    See what Kate has been blogging about: Parmesan Cheese Shaker Tomatoes and Herbs

  4. You’re right. Covers are really important. I tend to go for pleasing colors and certain words can catch my eye. For instance, I just love the cover of the craft book “Retro Crafts”. The word “retro” caught my eye and the colors are very cool. If I’m interested in a certain subject, I’ll thumb through just about anything, but I have been known to fall for beautiful cover art. 🙂

  5. covers are a hard one. i think we do the same thing with people too. it is just in our ‘nature’ i guess. there was a art journaling book at barnes&nobles. can’t remember much, but love it….weirdish artsy front.

    See what becky has been blogging about: Distraction—again

  6. Oy, what a mess! I think maybe it’s the purple background that makes it so, well, gag worthy. Of course, looks like nearly every word is a different font…

  7. I have to agree about the title/cover art… I think I’d probably pass over it. I remember the first time I saw Carol Blackburn’s “Making Polymer Clay Beads”- the cover is sparse, but I just kept saying, “I want to try this one, and this one, and this one!” and couldn’t wait to open the book and dive in. I would love to see what Christie has in store INSIDE…. thanks for the cool blog and giveaway!
    -Jenny at CraftTestDummies.com

    See what Jenny has been blogging about: Craft Product Review- Radiant Rains by LuminArte

  8. You kind of want to write a letter: “Dear book publishers: your focus is the art, not your rudimentary photoshop skills and collection of perky fonts.” Alas, I lack a book cover story, unless you count looking at your post here, going “huh” with total disinterest, then reading your review and thinking “I do a lot of polymer sculpture but I’ve never read a thing about it… ooo!”

    See what Corvus has been blogging about: Earl

  9. My very first polymer book was a first edition of Donna Kato’s Art of Polymer Clay. I thought the cover was uninspiring, but I really wanted to work with clay.

    That book was so full of information… after that, I stopped vetoing PC books because I didn’t find the cover art appealing.

  10. WoW! I saw that book at a shop and did not realize who’s book it is! bad Cover!! I just passed it and went to the next book!
    Mary-Ruth
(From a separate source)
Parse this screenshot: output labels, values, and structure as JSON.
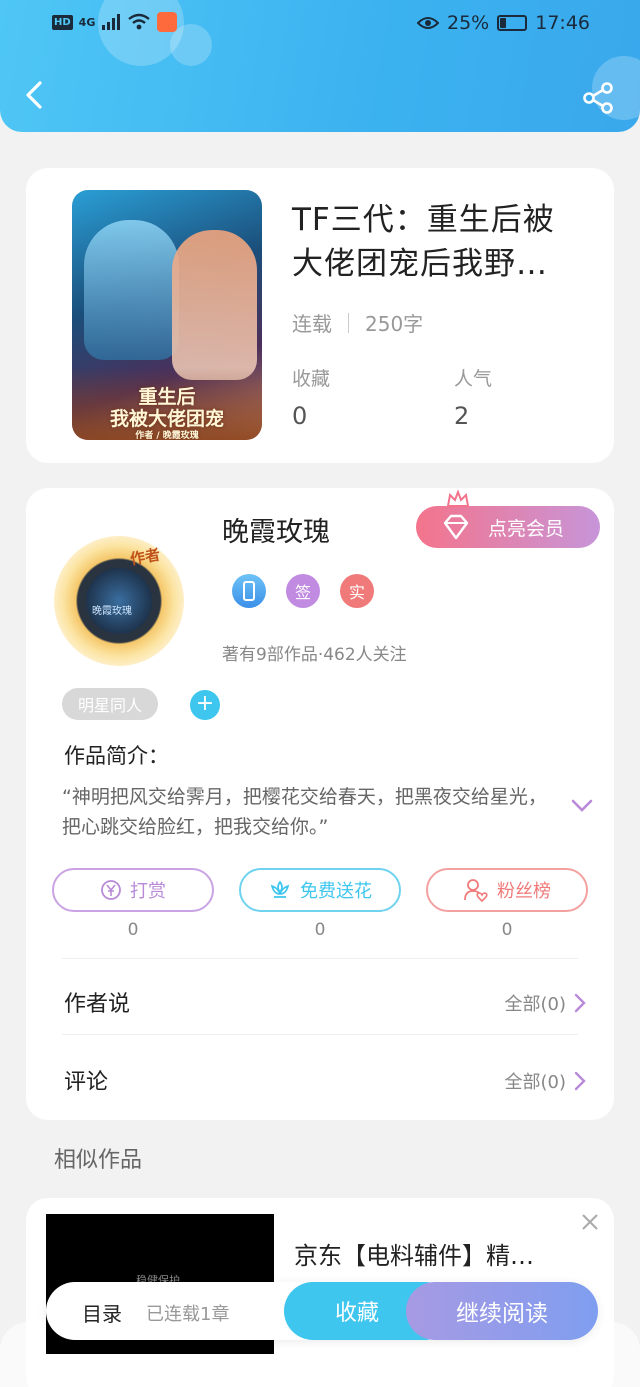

  11. I also agree, as a graphic designer myself i almost instantly decide which book to choose by it’s cover, this is done without thinking, i am drawn to the book by it’s color and design…

    thanks Lisa for the gift, Christi is so nice – i love her books and she is such a funny persona…:)

    See what iris mishly has been blogging about: Polymeri Online 5.3.09

  12. Hi Lisa, I totally agree, a very unappealing cover. I often buy books (of any kind) based on what the cover says to me. Books are such tactile objects and if the cover doesn’t make you want to pick them up then it’s not doing its job.

  13. I looooooooooooooooooooooove her books. She is a hoot and a half! I tend not to judge books by cover and flip through to make my final decision. I have purchased books with great, appealling covers, and some without. So count me in to the commenters! Good luck to all of us, great topic!!

  14. A books cover is something that will get my attention at first, but I do take time to thumb through it before I make a purchase….I too love DK’s book covers!…and I’m tickled pink to finally get to take a class of Christi’s next month in Indy!….Melanie:)

    See what Melanie has been blogging about: Weeping Willow and Ice Storm 2009

  15. Pingback: Polka Dot Cottage Delusions of Springtime (and a winner!)

  16. hi lisa, WOW i love her books and her work. i would love to have her book.i always go to site and check out what she has done. i do look at the covers to sometimes make my decision whether to buy or not. This one got my attention when i ran across it. i usually look thru the book before i buy as well but when you can’t you just have to go on the artist work they have already done. in this case it’s a winner to me. thank-you lynn watts

  17. I DID pass up on this book, Lisa, for just that reason. I think Amazon may have sent me notice on it when it came out and I couldn’t be bothered to check it out! We visuals need CANDY . . . eye candy!

What do you think about that?